Neurology Basics: Neurological Exams
The process of diagnosing the precise cause of back pain, which occurs in about 80% of the population, can be a difficult. Back pain can result from muscular strain, degenerative spine disease (eg, degenerative disc disease), wear and tear (eg, osteoarthritis), anatomical defects, nerve compression, trauma, and a broad range of other disorders.
In some instances, the spine specialist could be compared to a detective who compiles clues and physical evidence to prove a case. The spine specialist gathers clues from patient history, physical examination, imaging studies and/or other tests, and a neurological assessment to confirm a diagnosis.
Many people associate a neurological exam with patients who are paralyzed, have suffered a stroke, or who have problems sleeping. Although this is true, assessing a patient’s neurological function is important to diagnosing and treating spinal problems too. A general neurological examination provides the physician with valuable insight into the patient’s brain, spinal cord, nerves, and muscles.
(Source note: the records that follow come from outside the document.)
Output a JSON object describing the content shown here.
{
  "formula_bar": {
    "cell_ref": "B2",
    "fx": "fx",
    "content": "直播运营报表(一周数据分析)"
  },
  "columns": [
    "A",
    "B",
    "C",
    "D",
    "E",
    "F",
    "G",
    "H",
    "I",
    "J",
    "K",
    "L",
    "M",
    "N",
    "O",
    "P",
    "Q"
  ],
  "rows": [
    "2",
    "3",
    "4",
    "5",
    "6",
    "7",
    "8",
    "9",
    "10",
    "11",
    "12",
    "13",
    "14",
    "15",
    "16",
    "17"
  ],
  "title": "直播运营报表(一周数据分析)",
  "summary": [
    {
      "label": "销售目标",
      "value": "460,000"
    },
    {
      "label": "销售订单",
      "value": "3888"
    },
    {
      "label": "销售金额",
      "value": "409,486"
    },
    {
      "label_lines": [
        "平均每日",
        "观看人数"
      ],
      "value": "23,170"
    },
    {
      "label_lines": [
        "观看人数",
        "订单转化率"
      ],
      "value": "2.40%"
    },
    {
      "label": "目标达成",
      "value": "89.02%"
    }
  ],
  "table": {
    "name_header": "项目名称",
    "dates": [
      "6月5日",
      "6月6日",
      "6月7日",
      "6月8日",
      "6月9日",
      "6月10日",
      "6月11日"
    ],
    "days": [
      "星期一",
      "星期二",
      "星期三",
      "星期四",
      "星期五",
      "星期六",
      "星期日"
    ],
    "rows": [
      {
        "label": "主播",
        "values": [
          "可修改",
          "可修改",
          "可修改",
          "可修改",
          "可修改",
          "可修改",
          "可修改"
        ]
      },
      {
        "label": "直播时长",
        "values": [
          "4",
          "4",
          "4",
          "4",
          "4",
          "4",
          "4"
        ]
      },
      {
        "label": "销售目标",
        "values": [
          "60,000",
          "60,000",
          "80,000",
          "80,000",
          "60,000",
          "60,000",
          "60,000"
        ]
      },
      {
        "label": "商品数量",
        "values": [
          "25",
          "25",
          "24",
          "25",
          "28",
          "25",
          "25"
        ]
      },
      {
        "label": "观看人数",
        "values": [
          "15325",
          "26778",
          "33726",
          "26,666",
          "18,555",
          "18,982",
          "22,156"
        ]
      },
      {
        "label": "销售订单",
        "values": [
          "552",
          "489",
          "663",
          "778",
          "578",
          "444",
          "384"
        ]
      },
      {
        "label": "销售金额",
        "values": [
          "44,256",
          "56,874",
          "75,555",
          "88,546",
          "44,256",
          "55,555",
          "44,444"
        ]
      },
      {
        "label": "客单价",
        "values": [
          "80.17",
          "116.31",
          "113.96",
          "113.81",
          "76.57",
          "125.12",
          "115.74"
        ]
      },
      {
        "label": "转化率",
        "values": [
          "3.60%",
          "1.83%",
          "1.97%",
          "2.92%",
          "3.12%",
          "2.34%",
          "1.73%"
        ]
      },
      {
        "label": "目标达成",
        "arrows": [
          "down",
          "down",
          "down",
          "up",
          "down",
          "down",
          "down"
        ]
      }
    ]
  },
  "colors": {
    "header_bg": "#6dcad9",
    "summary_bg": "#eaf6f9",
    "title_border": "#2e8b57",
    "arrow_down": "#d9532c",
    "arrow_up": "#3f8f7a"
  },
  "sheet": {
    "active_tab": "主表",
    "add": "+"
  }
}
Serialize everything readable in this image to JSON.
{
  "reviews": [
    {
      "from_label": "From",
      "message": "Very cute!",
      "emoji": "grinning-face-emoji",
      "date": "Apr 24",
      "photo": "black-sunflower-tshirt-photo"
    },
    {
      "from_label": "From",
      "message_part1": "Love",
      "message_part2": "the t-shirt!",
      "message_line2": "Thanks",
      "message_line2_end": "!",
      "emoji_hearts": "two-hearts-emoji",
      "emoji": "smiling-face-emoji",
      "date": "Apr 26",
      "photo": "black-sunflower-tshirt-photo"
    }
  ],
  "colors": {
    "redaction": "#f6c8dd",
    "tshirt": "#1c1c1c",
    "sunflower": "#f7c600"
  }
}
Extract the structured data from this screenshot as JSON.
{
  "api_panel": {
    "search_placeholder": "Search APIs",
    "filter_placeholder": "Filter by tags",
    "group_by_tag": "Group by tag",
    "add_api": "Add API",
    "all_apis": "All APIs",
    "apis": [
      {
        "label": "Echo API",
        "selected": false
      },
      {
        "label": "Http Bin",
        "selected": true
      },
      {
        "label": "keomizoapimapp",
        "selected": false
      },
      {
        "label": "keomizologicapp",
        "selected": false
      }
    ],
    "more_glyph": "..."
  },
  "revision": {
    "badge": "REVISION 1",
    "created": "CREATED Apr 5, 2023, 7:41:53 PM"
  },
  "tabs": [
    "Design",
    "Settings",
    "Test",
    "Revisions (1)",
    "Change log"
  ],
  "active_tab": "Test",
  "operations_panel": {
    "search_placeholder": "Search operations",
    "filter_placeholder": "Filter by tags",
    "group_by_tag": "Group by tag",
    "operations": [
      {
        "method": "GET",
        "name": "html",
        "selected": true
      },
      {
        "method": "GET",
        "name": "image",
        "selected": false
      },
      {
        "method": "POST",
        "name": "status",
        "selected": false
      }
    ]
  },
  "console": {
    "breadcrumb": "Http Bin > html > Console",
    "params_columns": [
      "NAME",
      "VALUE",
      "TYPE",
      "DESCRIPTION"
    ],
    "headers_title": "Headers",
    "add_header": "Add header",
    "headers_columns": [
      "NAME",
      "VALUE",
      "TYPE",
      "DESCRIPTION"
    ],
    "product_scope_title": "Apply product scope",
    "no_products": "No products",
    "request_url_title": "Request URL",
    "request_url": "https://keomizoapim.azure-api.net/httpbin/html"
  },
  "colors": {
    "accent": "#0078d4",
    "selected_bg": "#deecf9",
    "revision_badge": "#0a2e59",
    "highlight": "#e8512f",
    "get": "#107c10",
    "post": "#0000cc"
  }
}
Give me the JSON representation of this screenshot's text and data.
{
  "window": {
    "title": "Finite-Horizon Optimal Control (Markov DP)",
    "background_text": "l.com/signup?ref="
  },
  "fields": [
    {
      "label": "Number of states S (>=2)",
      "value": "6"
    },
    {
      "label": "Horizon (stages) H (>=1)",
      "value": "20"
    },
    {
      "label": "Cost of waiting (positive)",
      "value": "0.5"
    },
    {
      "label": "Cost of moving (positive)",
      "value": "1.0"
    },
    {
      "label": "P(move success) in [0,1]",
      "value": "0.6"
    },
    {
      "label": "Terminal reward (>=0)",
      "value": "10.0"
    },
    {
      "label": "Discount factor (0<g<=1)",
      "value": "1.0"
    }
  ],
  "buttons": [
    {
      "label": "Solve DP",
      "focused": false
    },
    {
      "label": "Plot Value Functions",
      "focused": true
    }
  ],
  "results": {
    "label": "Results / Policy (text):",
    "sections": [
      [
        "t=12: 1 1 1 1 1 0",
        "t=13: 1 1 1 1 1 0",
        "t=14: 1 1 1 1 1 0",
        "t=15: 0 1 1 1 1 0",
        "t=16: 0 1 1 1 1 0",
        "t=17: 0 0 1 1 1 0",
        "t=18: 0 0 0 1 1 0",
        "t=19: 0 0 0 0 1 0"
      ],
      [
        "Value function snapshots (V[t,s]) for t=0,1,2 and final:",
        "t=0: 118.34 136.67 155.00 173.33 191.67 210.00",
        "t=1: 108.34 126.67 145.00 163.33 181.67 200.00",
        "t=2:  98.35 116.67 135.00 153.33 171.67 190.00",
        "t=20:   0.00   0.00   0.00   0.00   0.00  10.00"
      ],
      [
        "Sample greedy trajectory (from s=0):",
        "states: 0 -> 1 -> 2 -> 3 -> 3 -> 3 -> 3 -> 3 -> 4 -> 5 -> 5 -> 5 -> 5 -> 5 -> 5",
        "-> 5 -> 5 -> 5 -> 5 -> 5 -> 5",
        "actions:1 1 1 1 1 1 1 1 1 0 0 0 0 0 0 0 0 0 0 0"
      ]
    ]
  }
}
The spine specialist asks several questions about the patient in general and their symptoms. The list below is not all-inclusive. Depending on the patient and their symptoms, additional questions may be posed.
- Have you noticed weakness in your arms or legs?
- Does the weakness come and go or is it consistent?
- Do you experience muscle twitching?
- Do you have problems walking? What kind of problems?
- When do you have problems walking? Climbing stairs? Walking downhill?
- Do you experience cramps in your legs?
- Do you have any numbness, tingling, or pain in your back or extremities?
- Does changing position relieve your symptoms?
- What makes your symptoms worse?
- Do you have bowel or bladder problems?
Gait and Balance
Walking, or gait, simply means the way a person walks: rhythmical pattern and speed. Walking is a complex process involving different reflexes stimulated by the nervous system and the person’s awareness of where they are in space (termed ‘proprioception’), which is important for balance. The physician may ask the patient to walk across the room, turn and come back, walk heel to toe, on their toes and heels, hop in place on each foot, and/or rise from a sitting position. The physician observes any listing, erratic movement, or loss of rhythm. These movements may also indicate weakness and difficulty with balance.